> layperson who would be lost if even asked to use a system restore CD.
> Thus, I stand by my original answer that shutting down the screen is a
> good idea, if only to preserve the bulb life, not to mention general
> electrical
> conservation. The drop in the ocean that one person's laptop represents
> can add up to a small lake if everyone were to practice electrical
> conservation. Actually, computers are (in general) one of the worst
> wasters of electricity as not all companies have their networks setup for
> timed standby or hibernation usage.
>
> Dick Silk -- The Computer Tutor
> http://personalpages.tds.net/~rcsilk
> for rates and online chat
>
> - MONEY TALKS... but all mine ever says is GOODBYE!
The lamp in a LCD backlight is a fluorescent bulb and has over a 5 year
lifespan when used 24x7 so even if you leave it on it will last longer than
the rest of the system unless you keep yours a long time. If your worried
about it just set the power mgmt to blank it after a while.
People normally disable power mgmt on networks because reliability of the
systems is more important than using a bit of electricity. Our company

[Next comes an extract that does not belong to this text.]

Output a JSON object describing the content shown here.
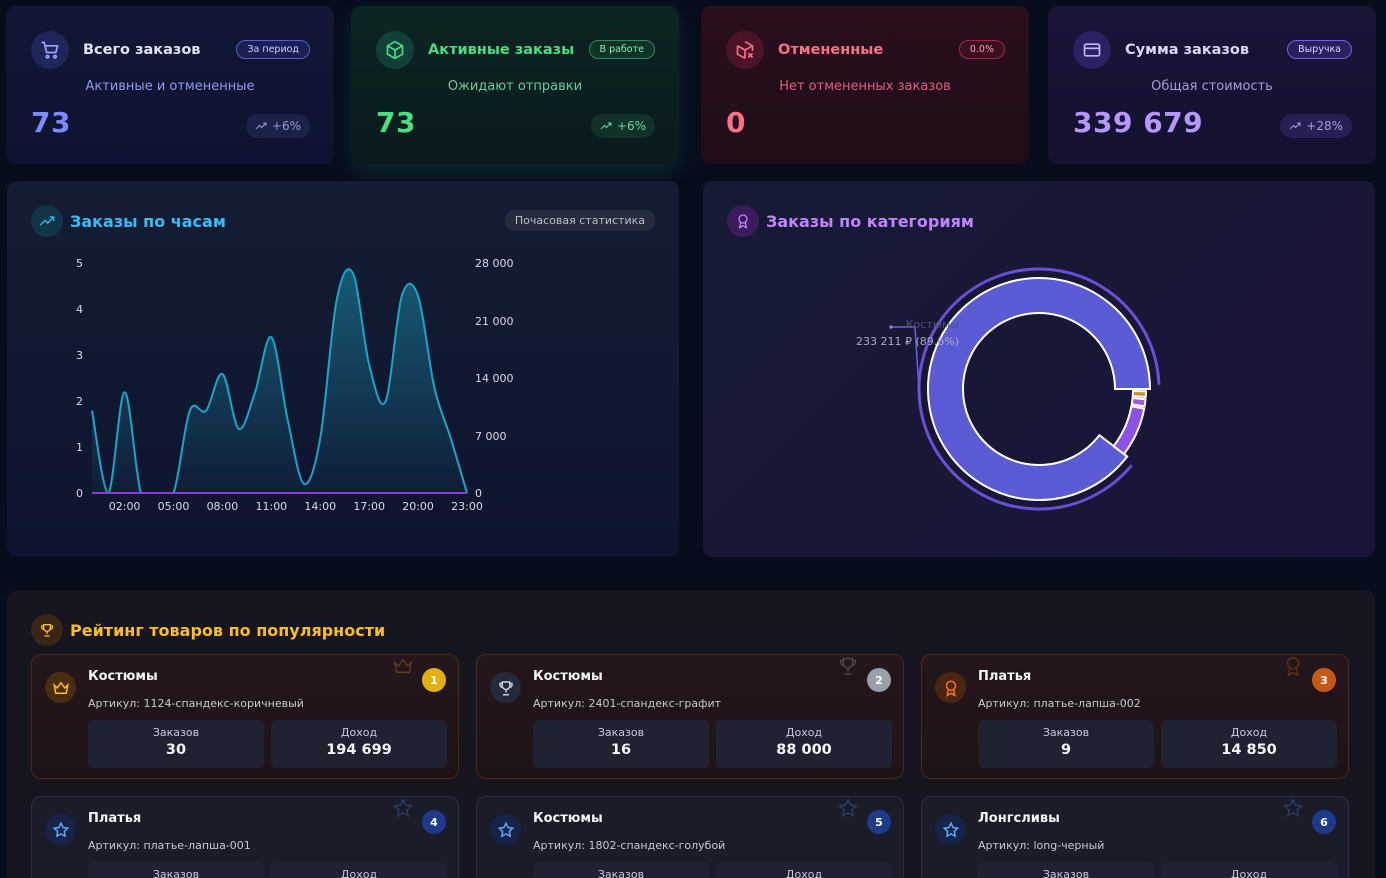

issued laptops running the worthless OS called XP hang 1 out of 10 times
during a resume. Not all computers are electricity wasters either, My C400

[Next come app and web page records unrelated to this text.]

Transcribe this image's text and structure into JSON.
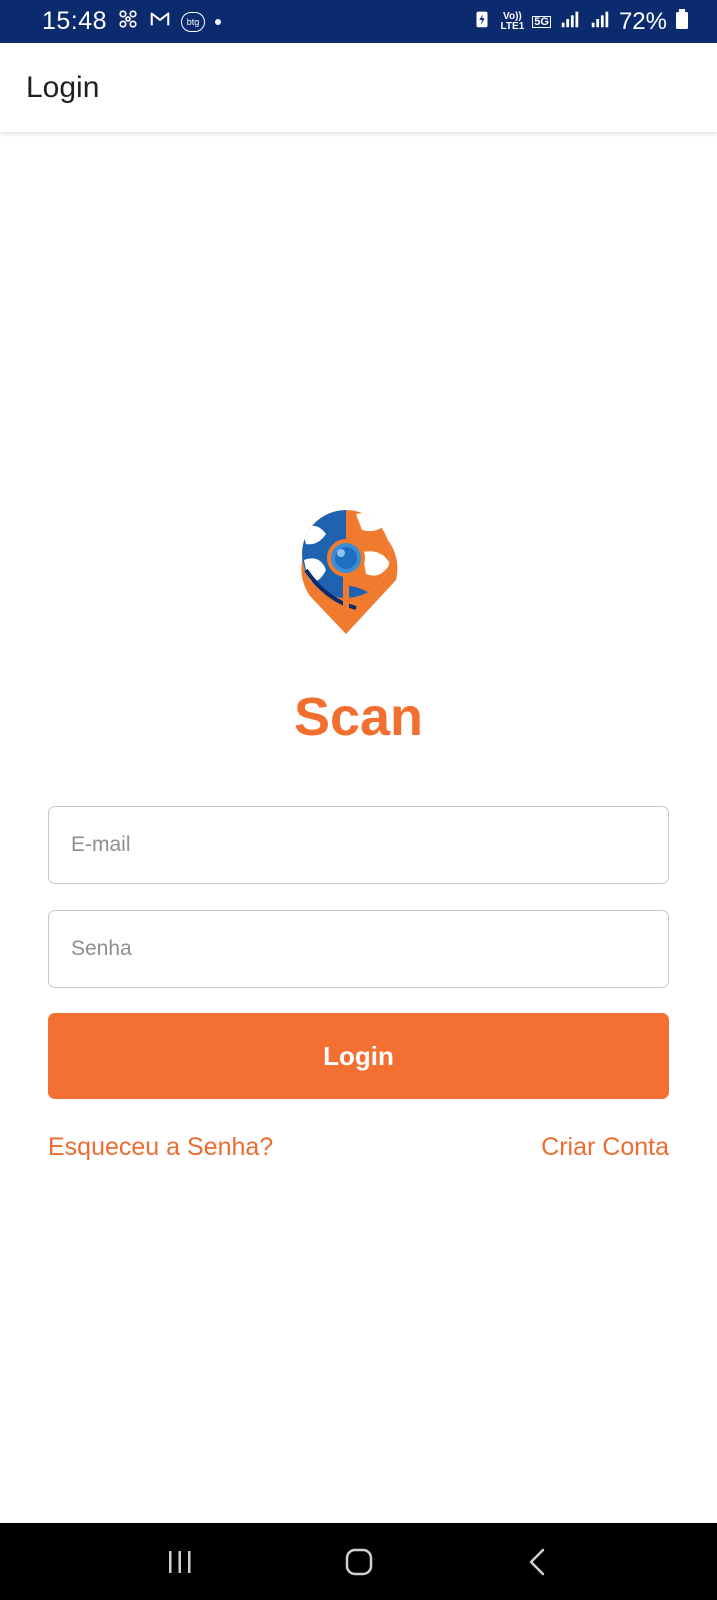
{
  "status_bar": {
    "time": "15:48",
    "badge_text": "btg",
    "volte_top": "Vo))",
    "volte_bottom": "LTE1",
    "network": "5G",
    "battery": "72%",
    "icons": [
      "fan-icon",
      "gmail-icon",
      "btg-icon",
      "notification-dot-icon",
      "battery-saver-icon",
      "volte-icon",
      "5g-icon",
      "signal-icon",
      "signal-icon",
      "battery-icon"
    ]
  },
  "app_bar": {
    "title": "Login"
  },
  "logo": {
    "title": "Scan",
    "icon": "globe-pin-search-icon"
  },
  "form": {
    "email_placeholder": "E-mail",
    "password_placeholder": "Senha",
    "login_label": "Login"
  },
  "links": {
    "forgot_password": "Esqueceu a Senha?",
    "create_account": "Criar Conta"
  },
  "nav_bar": {
    "icons": [
      "recent-apps-icon",
      "home-icon",
      "back-icon"
    ]
  },
  "colors": {
    "status_bar": "#0c2a6e",
    "accent": "#f46f32",
    "link": "#ee6c2f",
    "logo_blue": "#1f63b0"
  }
}
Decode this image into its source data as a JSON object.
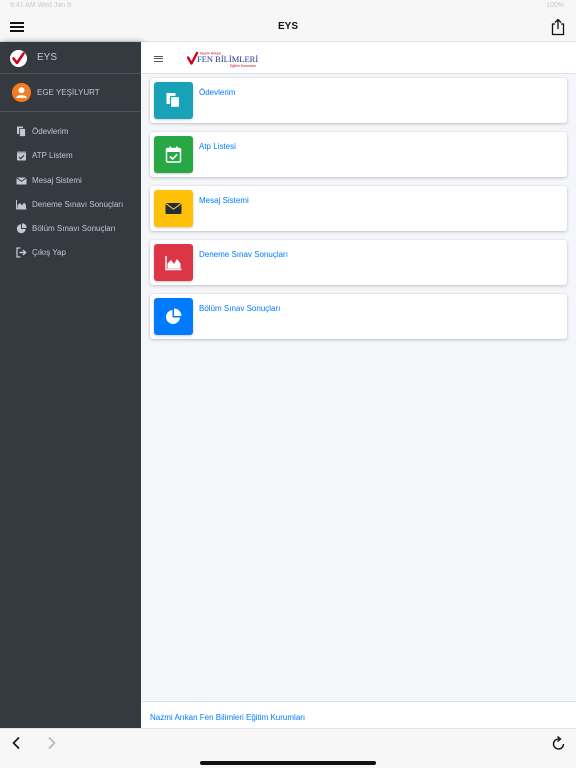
{
  "statusbar": {
    "time": "9:41 AM",
    "date": "Wed Jan 9",
    "battery": "100%"
  },
  "topbar": {
    "title": "EYS"
  },
  "sidebar": {
    "brand": "EYS",
    "user": "EGE YEŞİLYURT",
    "items": [
      {
        "label": "Ödevlerim",
        "icon": "copy-icon"
      },
      {
        "label": "ATP Listem",
        "icon": "calendar-check-icon"
      },
      {
        "label": "Mesaj Sistemi",
        "icon": "envelope-icon"
      },
      {
        "label": "Deneme Sınavı Sonuçları",
        "icon": "area-chart-icon"
      },
      {
        "label": "Bölüm Sınavı Sonuçları",
        "icon": "pie-chart-icon"
      },
      {
        "label": "Çıkış Yap",
        "icon": "sign-out-icon"
      }
    ]
  },
  "main": {
    "logo": {
      "top": "Nazmi Arıkan",
      "middle": "FEN BİLİMLERİ",
      "bottom": "Eğitim Kurumları"
    },
    "cards": [
      {
        "label": "Ödevlerim",
        "icon": "copy-icon",
        "color": "#17a2b8"
      },
      {
        "label": "Atp Listesi",
        "icon": "calendar-check-icon",
        "color": "#28a745"
      },
      {
        "label": "Mesaj Sistemi",
        "icon": "envelope-icon",
        "color": "#ffc107"
      },
      {
        "label": "Deneme Sınav Sonuçları",
        "icon": "area-chart-icon",
        "color": "#dc3545"
      },
      {
        "label": "Bölüm Sınav Sonuçları",
        "icon": "pie-chart-icon",
        "color": "#007bff"
      }
    ],
    "footer": "Nazmi Arıkan Fen Bilimleri Eğitim Kurumları"
  },
  "colors": {
    "sidebar_bg": "#343a40",
    "link": "#007bff",
    "brand_check": "#d0021b",
    "avatar": "#f47b20"
  }
}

draws less current while compiling a Kernel than the 40W lamp hanging from
the wall above me (verified with my trusty simpson 260).
Over the years I have seen more damage done to systems from turning them off
an on a couple times a day so I started a long time ago leaving mine on.
The last hardware failure I had was just last year on an old 233MHz system.
Last time I went to a movie there was one of those ads before the previews
started telling how much energy would be saved every year if people
unplugged their TV's. Problem is they don't realize that modern TV's use
power all the time to keep the tube on and warmed up and thats why they
last longer than 3 years now so if everyone started unplugging their TV's
then we would have landfills full of dead TV's. My Magnavox from 1991 is
still working fine, sure it would be nice to have a new flat panel LCD tv
but I would have to replace my perfectly good TV and tv stand/printer table
which would be more wasteful than the electricity it uses.
!